Goals are a funny thing, they seem motivating at first and we like to see them as targets we want to shoot for and thus measure our performance and the performance of the organization. The problem with it is that sometimes what seemed attainable starts to look a bit out of reach as a deadline approaches, so there is a general tendency to come up with excuses instead of solutions. Is it fair to blame the leadership on their approach? Ultimately they are responsible, but perhaps there are ways to go around this that can help productivity get better in a measurable and easily attainable way.
Here is where Kaizen comes in. Kaizen is a philosophy that can make it easier to reach goals because its aim is not to focus on large macro achievements, but instead, it goes for smaller changes and actions that ensure you are in constant movement and continuous gradual improvement.
Kaizen stays away from making you believe there is such thing as an easy fix; a magic silver bullet that can make issues go away at a single shot. The Japanese word literally means, “change for better” and it is this beautiful simplicity that makes it so special because Kaizen is all about changing constantly and improving even if it’s just slightly.
The first step that you should take is that of identifying the processes that move your business. Business processes are what moves the organization forwards and they are absolutely necessary in order to function. It is a mistake to allow all the responsibility to fall to just one individual, as no company should operate in such way. Processes should be documented and reviewed in order to find ways that they can be improved. Constant review, training, and improvement should be applied to business processes as the company grows and the business environment changes. That is one of the most important aspects of Kaizen and a great to get started. What are you doing right now? How are you getting it done? Is it possible to improve even if is slightly? The answer to those questions will get you pointed in the right direction when it comes to implementing this philosophy for improved efficiency.
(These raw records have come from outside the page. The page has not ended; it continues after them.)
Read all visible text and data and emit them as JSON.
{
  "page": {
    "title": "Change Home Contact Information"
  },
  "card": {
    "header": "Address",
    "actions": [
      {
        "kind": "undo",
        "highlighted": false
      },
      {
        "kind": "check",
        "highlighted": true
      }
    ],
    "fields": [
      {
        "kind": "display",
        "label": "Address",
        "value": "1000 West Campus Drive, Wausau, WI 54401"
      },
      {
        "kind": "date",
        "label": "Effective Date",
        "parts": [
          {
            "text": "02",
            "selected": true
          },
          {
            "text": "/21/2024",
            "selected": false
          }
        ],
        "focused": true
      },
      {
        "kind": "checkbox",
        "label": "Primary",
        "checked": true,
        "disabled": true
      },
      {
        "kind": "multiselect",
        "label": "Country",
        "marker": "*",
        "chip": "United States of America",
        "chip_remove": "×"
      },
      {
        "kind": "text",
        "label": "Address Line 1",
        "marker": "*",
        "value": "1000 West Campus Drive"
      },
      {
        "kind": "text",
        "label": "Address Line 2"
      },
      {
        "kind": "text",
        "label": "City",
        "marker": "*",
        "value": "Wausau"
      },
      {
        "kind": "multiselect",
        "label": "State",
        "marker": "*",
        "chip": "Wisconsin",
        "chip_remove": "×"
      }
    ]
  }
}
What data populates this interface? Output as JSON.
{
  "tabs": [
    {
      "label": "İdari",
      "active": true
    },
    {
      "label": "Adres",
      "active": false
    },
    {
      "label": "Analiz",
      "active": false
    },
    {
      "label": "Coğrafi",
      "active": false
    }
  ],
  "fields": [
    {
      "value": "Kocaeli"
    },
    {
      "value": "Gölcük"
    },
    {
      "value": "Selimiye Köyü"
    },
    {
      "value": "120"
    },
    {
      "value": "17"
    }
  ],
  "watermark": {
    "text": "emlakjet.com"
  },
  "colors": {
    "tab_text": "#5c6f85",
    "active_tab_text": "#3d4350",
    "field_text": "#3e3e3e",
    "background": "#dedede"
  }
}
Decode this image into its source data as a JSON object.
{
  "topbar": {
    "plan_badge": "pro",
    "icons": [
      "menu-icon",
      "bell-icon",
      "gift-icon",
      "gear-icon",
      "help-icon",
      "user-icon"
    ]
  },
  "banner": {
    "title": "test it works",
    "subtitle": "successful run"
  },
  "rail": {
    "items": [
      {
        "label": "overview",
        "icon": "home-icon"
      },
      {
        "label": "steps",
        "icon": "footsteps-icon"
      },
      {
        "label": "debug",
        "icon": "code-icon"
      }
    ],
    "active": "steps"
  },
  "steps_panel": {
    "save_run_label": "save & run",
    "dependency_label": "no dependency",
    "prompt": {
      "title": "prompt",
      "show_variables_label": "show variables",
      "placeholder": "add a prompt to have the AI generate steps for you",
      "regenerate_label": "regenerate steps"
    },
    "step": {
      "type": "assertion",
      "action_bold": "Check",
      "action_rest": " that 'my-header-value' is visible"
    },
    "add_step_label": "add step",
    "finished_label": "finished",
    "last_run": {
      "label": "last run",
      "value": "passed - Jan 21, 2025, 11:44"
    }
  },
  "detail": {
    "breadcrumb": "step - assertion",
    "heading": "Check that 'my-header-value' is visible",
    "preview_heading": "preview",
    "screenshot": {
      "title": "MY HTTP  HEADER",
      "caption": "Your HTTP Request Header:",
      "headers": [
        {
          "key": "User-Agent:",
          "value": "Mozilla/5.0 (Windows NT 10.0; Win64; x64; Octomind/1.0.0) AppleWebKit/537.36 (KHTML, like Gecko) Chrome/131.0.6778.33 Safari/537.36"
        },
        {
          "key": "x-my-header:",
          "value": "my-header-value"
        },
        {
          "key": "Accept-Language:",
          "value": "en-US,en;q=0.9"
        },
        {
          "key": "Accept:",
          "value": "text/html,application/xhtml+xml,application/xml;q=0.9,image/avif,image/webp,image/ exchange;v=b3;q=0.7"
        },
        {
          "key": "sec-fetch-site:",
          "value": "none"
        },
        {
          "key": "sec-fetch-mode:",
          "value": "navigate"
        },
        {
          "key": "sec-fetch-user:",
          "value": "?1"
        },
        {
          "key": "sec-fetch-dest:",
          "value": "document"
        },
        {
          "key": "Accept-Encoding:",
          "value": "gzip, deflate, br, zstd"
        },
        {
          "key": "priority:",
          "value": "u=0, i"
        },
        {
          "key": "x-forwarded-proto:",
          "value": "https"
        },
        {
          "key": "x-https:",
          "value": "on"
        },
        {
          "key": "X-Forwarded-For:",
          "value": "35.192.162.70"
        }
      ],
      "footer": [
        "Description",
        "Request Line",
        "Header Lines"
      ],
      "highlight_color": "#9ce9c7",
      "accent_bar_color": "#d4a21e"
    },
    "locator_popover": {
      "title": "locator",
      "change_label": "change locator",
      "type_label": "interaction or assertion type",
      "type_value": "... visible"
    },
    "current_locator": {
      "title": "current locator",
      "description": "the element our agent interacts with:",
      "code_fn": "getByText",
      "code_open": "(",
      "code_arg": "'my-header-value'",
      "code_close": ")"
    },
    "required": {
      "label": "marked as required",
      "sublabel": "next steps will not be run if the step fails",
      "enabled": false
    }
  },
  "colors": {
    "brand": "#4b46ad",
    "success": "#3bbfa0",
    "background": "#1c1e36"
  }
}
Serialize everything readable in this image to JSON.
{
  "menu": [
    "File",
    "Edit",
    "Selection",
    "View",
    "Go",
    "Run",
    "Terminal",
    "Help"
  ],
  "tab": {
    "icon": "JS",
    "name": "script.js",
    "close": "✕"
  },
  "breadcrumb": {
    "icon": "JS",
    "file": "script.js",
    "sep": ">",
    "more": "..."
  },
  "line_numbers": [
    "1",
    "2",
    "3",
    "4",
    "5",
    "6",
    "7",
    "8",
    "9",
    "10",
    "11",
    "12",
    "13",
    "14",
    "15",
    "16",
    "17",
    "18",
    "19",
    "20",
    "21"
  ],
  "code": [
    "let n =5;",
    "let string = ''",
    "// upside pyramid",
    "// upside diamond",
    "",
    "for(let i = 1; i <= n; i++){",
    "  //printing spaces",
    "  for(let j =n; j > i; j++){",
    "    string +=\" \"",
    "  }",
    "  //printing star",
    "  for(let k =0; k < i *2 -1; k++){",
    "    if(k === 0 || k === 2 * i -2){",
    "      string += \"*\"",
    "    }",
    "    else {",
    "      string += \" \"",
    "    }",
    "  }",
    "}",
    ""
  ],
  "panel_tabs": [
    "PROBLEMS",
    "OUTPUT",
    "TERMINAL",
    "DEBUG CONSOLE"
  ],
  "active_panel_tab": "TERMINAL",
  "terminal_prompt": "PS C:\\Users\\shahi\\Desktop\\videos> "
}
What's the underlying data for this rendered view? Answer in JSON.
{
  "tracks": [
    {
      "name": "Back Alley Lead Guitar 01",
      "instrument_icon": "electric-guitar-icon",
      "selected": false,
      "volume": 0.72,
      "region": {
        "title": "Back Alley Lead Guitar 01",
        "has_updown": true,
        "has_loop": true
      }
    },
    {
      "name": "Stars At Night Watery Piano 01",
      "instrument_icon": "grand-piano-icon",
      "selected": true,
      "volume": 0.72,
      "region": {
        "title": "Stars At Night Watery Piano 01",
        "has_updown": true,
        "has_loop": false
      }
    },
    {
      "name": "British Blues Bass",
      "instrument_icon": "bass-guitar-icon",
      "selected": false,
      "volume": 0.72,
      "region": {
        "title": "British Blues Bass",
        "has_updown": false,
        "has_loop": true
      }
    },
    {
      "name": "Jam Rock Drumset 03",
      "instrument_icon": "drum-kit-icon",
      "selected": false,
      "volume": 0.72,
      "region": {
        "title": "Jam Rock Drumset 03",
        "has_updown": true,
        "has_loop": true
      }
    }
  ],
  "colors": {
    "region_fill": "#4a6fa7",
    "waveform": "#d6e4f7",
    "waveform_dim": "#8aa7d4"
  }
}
Do not be discouraged by the fact that Kaizen is mostly used for assembly lines and manufacturing processes; it can actually be used for much more than just that as pretty much any process can and should be improved.
Something to always keep in mind is the fact that employees should be empowered to play an active role in this process. This is especially important for small businesses because this is the stage of an organization in which each person’s role is highly influential. It doesn’t mean that in large companies employees are not important, is just that in small businesses it is not uncommon to have a person represent a whole department and that is why open communication is so important. Take suggestions and feedback seriously and encourage your employees to talk about what isn’t working out so great. Understand that they are experts in their specific processes and they have a closer look at how those processes develop; that is why this information should be highly valued and sought after.
No detail is too small. It is important to value the low hanging fruit and to realize that every opportunity where you can clearly see improvement should be valued and taken seriously. Small improvements can start adding percentile points that in the end will most likely end up becoming large improvements because of paying attention to detail. This applies everywhere in the company and not only in the areas that directly deal with expenses. Waist can be found in many forms, so anything that can save your employees time or even virtual storage space should be reviewed and analyzed as a possible area in which Kaizen can be applied.
Improvement is not a destination. One of the greatest things about Kaizen is that is not something you can “finish” per se, but instead it is a philosophy you must continue exploring. Properly implemented strategies should be intertwined with your company’s fabric and become part of its core culture. Do not limit the implementation of Kaizen to certain moments during the year or dependent on performance reviews, instead, make sure that it is assimilated as the way things should work and something your employees should always strive for no matter what. Kaizen should become second nature and much more than a simple tool.
* Featured Image courtesy of Tookapic at Pexels.com